- **Action item**:
Which lines in the entries below contain the string "icon"? Show each of them in full.

- **Extracted data**:
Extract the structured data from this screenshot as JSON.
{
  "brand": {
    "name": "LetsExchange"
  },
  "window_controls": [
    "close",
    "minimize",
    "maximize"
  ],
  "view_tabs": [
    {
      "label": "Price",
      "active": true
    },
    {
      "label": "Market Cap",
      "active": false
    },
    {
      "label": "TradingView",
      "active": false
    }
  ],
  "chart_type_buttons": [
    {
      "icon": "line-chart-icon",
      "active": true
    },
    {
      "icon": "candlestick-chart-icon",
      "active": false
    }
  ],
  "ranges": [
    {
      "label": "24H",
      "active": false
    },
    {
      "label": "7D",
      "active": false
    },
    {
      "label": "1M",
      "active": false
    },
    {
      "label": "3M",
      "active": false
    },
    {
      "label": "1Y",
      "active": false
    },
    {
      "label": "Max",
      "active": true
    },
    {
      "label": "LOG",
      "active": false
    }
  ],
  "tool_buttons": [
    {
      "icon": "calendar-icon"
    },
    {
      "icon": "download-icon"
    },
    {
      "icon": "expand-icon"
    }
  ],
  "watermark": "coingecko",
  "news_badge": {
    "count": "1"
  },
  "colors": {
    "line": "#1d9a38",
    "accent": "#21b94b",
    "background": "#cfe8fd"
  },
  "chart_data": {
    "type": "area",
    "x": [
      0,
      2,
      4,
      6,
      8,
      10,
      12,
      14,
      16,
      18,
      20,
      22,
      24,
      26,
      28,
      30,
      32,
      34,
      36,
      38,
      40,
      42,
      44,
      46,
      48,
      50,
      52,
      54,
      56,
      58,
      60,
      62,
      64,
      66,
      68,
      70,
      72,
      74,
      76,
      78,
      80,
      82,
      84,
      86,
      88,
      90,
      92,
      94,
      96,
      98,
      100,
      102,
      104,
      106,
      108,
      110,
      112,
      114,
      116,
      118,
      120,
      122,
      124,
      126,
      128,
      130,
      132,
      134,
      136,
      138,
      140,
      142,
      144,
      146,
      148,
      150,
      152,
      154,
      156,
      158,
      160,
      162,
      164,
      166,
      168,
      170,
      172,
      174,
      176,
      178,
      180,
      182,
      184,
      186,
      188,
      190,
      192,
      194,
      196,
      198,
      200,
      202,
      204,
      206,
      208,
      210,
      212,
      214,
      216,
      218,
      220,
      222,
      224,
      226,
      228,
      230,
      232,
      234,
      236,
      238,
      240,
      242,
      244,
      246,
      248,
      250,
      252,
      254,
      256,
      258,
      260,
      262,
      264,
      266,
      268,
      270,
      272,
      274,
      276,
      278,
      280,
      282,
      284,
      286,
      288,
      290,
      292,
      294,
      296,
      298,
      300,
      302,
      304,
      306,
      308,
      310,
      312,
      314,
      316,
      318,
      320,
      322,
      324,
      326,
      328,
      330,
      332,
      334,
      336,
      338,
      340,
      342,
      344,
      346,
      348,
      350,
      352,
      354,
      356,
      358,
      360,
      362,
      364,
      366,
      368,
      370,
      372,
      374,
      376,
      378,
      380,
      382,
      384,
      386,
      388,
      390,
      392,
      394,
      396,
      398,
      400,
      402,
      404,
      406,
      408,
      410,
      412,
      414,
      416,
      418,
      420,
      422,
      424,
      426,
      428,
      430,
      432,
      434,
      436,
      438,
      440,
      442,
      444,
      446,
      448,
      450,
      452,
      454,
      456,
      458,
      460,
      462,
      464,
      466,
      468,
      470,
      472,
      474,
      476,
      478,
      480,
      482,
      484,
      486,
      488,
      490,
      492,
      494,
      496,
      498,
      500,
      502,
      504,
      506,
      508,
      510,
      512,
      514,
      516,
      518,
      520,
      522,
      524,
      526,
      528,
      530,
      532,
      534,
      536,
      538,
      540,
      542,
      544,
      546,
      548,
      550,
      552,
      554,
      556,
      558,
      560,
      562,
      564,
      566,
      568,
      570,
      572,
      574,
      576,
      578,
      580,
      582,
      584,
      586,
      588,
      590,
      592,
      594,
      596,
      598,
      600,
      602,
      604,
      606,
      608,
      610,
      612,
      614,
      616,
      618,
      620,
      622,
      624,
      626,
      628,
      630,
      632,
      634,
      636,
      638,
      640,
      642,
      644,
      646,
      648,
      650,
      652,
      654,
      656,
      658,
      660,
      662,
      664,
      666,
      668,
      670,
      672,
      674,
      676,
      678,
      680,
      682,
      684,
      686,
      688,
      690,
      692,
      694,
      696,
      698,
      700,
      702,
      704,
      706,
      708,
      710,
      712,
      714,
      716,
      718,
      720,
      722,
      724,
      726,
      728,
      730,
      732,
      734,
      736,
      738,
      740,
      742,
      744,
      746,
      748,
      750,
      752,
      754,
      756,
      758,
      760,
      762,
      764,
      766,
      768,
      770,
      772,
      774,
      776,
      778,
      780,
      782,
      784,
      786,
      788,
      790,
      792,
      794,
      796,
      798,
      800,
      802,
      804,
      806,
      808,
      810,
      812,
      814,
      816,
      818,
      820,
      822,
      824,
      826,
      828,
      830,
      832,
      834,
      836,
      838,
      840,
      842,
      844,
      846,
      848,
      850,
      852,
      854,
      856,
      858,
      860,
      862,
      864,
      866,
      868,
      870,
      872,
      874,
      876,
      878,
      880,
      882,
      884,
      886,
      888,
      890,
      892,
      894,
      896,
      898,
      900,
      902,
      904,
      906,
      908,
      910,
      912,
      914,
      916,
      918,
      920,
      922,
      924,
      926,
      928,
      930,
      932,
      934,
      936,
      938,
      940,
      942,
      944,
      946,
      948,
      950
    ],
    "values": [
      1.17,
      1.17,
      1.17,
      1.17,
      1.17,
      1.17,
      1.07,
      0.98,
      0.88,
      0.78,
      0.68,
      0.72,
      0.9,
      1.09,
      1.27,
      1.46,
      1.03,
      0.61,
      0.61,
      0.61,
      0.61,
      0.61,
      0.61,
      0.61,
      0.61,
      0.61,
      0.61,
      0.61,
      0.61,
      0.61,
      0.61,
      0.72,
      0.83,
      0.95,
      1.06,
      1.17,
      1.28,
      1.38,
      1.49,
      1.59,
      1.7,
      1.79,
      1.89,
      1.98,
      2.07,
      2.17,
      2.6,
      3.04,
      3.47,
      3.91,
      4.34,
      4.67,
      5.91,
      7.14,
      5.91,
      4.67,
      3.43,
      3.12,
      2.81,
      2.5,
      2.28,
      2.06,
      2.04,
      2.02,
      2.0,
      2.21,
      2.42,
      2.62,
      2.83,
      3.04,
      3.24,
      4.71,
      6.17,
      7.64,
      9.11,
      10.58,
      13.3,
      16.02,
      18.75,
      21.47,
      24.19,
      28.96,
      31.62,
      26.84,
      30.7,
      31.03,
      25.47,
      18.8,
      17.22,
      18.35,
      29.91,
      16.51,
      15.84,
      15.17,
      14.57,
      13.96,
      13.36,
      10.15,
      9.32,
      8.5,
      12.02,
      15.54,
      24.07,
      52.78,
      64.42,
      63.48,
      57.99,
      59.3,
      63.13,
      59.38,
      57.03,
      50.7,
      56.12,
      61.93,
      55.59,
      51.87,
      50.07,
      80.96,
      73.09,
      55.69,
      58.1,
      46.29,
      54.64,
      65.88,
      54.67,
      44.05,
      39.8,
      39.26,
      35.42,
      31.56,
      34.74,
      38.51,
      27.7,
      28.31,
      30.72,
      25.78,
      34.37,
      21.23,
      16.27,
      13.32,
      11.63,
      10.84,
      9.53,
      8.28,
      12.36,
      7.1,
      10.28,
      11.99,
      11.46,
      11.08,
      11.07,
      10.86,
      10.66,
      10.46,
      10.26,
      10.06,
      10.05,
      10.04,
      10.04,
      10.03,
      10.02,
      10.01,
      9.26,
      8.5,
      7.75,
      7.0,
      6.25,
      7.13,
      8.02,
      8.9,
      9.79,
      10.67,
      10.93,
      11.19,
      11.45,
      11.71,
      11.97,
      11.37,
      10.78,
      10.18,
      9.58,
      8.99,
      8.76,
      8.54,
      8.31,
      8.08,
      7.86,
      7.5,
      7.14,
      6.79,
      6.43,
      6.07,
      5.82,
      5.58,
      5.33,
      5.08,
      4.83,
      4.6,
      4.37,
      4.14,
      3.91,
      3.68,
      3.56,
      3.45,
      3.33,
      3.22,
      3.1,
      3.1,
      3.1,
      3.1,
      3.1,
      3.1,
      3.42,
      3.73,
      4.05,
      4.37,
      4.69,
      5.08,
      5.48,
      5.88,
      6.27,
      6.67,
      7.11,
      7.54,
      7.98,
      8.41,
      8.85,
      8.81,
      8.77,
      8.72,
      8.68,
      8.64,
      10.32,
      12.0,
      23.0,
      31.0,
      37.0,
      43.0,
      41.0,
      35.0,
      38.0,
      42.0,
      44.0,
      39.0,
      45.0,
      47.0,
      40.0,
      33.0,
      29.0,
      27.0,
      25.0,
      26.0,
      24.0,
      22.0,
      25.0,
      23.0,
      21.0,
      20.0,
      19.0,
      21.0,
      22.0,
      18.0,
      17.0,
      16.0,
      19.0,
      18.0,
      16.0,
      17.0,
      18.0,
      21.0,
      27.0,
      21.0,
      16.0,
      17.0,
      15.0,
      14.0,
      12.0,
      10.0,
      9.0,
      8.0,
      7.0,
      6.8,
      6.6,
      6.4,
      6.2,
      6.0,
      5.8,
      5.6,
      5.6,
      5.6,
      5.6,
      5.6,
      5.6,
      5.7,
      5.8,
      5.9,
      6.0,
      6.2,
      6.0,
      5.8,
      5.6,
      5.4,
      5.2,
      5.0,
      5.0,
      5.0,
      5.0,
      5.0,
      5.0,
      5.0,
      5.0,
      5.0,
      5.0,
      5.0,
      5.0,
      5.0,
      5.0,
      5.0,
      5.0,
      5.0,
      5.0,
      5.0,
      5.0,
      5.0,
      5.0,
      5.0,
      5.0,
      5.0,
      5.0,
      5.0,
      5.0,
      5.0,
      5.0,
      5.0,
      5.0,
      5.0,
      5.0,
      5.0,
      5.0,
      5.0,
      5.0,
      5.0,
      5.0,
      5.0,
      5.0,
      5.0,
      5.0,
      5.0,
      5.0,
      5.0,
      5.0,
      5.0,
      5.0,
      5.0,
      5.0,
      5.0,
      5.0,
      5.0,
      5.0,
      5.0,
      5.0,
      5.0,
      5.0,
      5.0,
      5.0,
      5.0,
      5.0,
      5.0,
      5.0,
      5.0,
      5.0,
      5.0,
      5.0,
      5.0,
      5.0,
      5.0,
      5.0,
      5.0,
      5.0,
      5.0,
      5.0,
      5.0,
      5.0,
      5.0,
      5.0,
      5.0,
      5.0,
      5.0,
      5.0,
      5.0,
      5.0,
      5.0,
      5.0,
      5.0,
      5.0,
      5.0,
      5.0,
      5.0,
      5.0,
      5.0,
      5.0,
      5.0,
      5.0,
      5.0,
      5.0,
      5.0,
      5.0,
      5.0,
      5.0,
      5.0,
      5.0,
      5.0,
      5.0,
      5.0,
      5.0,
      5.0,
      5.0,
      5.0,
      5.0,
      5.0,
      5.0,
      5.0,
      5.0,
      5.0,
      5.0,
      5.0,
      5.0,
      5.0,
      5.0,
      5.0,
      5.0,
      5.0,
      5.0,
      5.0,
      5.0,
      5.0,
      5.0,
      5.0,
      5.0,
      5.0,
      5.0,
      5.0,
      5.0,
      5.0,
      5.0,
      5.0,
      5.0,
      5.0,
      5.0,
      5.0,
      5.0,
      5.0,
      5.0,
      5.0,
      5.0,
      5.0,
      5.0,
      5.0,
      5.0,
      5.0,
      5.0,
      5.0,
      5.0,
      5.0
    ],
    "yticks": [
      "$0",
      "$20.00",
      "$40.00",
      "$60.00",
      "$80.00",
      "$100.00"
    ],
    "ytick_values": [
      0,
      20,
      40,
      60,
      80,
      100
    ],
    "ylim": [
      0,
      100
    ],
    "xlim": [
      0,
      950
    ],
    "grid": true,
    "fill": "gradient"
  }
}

- **Solution to this task**:
      "icon": "line-chart-icon",
      "icon": "candlestick-chart-icon",
      "icon": "calendar-icon"
      "icon": "download-icon"
      "icon": "expand-icon"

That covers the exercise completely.